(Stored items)

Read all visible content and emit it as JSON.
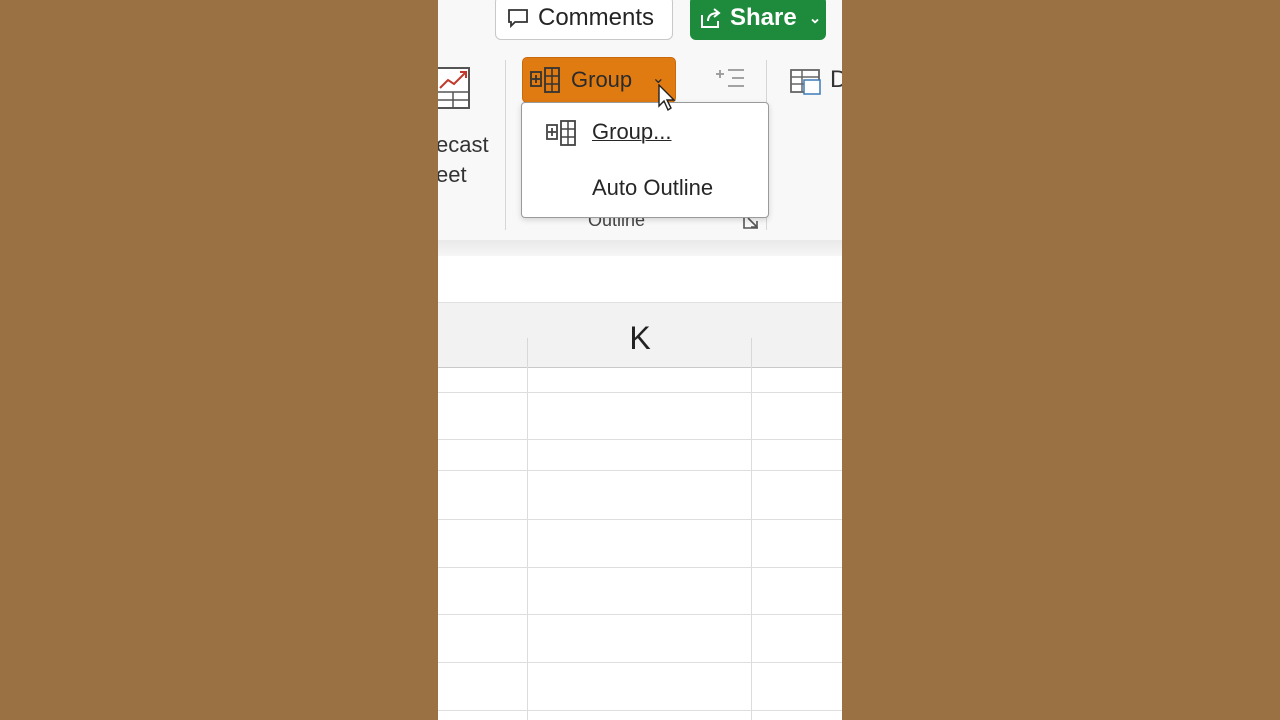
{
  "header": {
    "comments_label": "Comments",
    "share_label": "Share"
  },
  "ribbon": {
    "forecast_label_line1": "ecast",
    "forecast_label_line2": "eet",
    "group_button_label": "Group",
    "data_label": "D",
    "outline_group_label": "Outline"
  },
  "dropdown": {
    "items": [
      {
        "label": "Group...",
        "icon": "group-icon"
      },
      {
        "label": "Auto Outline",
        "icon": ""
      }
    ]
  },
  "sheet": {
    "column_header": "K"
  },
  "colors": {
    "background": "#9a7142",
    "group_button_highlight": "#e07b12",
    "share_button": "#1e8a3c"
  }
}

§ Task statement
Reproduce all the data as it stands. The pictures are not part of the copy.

§ Task output
Read all visible content and emit it as JSON.
{
  "header": {
    "comments_label": "Comments",
    "share_label": "Share"
  },
  "ribbon": {
    "forecast_label_line1": "ecast",
    "forecast_label_line2": "eet",
    "group_button_label": "Group",
    "data_label": "D",
    "outline_group_label": "Outline"
  },
  "dropdown": {
    "items": [
      {
        "label": "Group...",
        "icon": "group-icon"
      },
      {
        "label": "Auto Outline",
        "icon": ""
      }
    ]
  },
  "sheet": {
    "column_header": "K"
  },
  "colors": {
    "background": "#9a7142",
    "group_button_highlight": "#e07b12",
    "share_button": "#1e8a3c"
  }
}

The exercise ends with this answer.